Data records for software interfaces
────────────────────────────────────────

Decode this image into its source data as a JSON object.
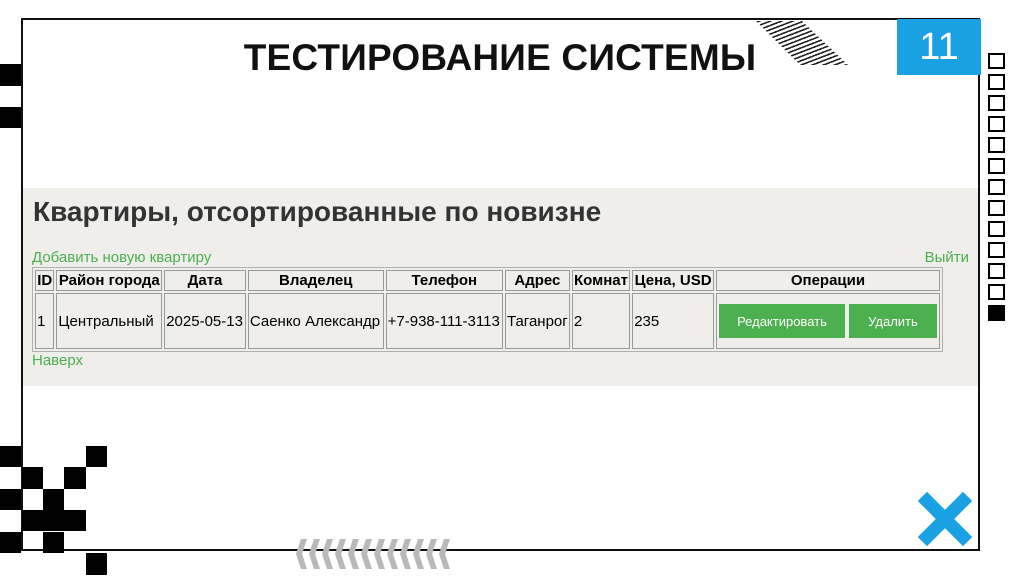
{
  "slide": {
    "title": "ТЕСТИРОВАНИЕ СИСТЕМЫ",
    "page_number": "11"
  },
  "app": {
    "heading": "Квартиры, отсортированные по новизне",
    "add_link": "Добавить новую квартиру",
    "logout_link": "Выйти",
    "top_link": "Наверх",
    "table": {
      "headers": [
        "ID",
        "Район города",
        "Дата",
        "Владелец",
        "Телефон",
        "Адрес",
        "Комнат",
        "Цена, USD",
        "Операции"
      ],
      "rows": [
        {
          "id": "1",
          "district": "Центральный",
          "date": "2025-05-13",
          "owner": "Саенко Александр",
          "phone": "+7-938-111-3113",
          "address": "Таганрог",
          "rooms": "2",
          "price": "235",
          "edit_label": "Редактировать",
          "delete_label": "Удалить"
        }
      ]
    }
  },
  "colors": {
    "accent_green": "#4caf50",
    "page_number_bg": "#1aa1e3",
    "close_icon": "#1aa1e3",
    "app_background": "#efeeeb"
  },
  "icons": {
    "close": "close-icon"
  }
}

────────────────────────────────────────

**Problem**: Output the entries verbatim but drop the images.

**Answer space**:
Decode this image into its source data as a JSON object.
{
  "slide": {
    "title": "ТЕСТИРОВАНИЕ СИСТЕМЫ",
    "page_number": "11"
  },
  "app": {
    "heading": "Квартиры, отсортированные по новизне",
    "add_link": "Добавить новую квартиру",
    "logout_link": "Выйти",
    "top_link": "Наверх",
    "table": {
      "headers": [
        "ID",
        "Район города",
        "Дата",
        "Владелец",
        "Телефон",
        "Адрес",
        "Комнат",
        "Цена, USD",
        "Операции"
      ],
      "rows": [
        {
          "id": "1",
          "district": "Центральный",
          "date": "2025-05-13",
          "owner": "Саенко Александр",
          "phone": "+7-938-111-3113",
          "address": "Таганрог",
          "rooms": "2",
          "price": "235",
          "edit_label": "Редактировать",
          "delete_label": "Удалить"
        }
      ]
    }
  },
  "colors": {
    "accent_green": "#4caf50",
    "page_number_bg": "#1aa1e3",
    "close_icon": "#1aa1e3",
    "app_background": "#efeeeb"
  },
  "icons": {
    "close": "close-icon"
  }
}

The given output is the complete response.